The Law Society Gazette, 7 October 2004
Tories issue warning over criminal contract tendering
Competitive tendering of criminal legal aid contracts is likely to lead to allegations of corner-cutting and incompetence against solicitors, shadow attorney-general Dominic Grieve MP told a fringe meeting at the Conservative Party conference in Bournemouth this week. Mr Grieve said the competitive process due to be introduced for criminal law specialist firms in London next year raised considerable ethical concerns.
Courting the IT age
Five years ago, investment in court IT in the then Lord Chancellor’s Department was around £1,200 per head. This year shows the dramatic turnaround in our position. The Department for Constitutional Affairs now spends more than £6,000 per head. This shows the importance we attach to IT in transforming the way we deliver our courts service. Today, prisoners can now ‘appear’ in court via video link. This reduces hearing delays, improves security, and saves money within the criminal justice system. In the magistrates’ courts, deployment of the new Libra application, a national standard case management system, is expected to begin in November.

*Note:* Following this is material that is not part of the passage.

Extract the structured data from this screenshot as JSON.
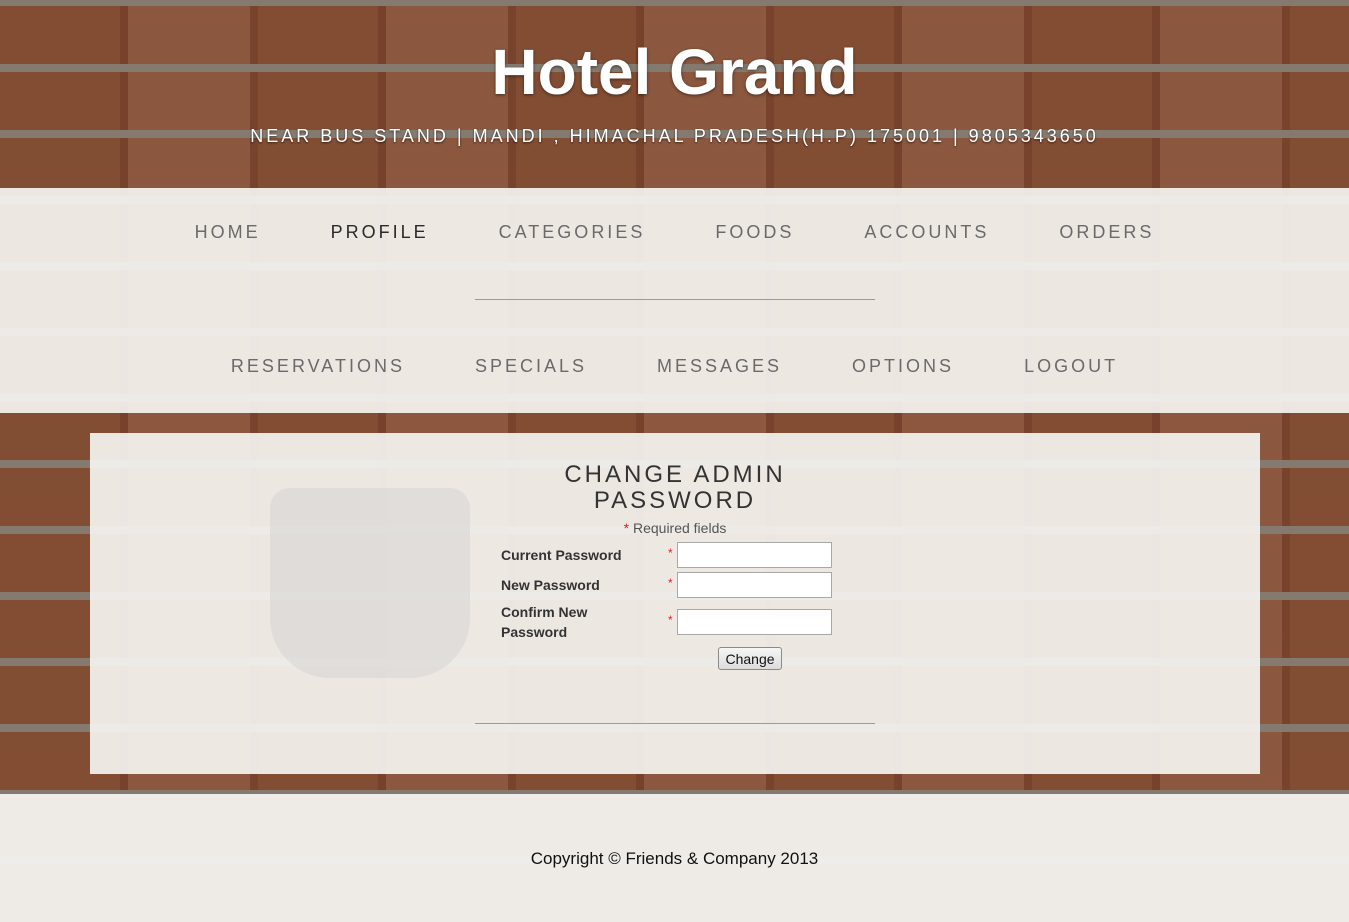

The Hon Charles Romer KC has been appointed a judge of the High Court. Mr Justice Romer has already created one
precedent by introducing to the courts the first woman judge’s clerk. She is Mrs Elsie Turner, whose husband was, until he joined the Navy in 1941, Mr Romer’s clerk.

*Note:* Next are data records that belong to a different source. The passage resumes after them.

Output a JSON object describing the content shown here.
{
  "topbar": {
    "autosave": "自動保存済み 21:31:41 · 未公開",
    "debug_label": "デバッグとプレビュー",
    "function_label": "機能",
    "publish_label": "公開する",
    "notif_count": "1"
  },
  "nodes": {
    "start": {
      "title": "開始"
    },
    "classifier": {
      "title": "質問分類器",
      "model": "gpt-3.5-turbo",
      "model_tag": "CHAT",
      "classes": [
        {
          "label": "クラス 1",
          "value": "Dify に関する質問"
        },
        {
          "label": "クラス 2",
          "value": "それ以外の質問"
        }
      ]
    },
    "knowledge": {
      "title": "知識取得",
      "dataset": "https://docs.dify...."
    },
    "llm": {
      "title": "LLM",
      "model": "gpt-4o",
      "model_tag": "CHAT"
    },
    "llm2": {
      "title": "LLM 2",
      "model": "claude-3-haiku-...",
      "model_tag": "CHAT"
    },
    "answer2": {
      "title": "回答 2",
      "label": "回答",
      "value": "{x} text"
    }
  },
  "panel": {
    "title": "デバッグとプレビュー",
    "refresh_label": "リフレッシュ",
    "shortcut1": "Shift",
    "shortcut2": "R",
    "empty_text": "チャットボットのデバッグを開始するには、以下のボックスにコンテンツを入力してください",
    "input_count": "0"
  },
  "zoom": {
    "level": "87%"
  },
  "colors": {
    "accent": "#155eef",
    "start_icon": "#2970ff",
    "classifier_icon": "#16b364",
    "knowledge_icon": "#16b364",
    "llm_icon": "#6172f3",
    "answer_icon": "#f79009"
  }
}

The woman solicitor is no longer rara avis. An echo of past difficulties is sounded by the news of the appointment of Miss Lucy Nettlefold as one of the four women on the Royal Commission on equal pay. After taking an LLB degree at London University, she entered into articles before the last war and was one of four women who sued the Law Society for refusing to register their articles. The proceedings were dropped when, on the outbreak of the last war, Miss Nettlefold went into Government service. Her subsequent career as deputy assistant secretary with the Ministry of Food and now as joint managing director of a large industrial concern, shows us what law has lost and industry has gained.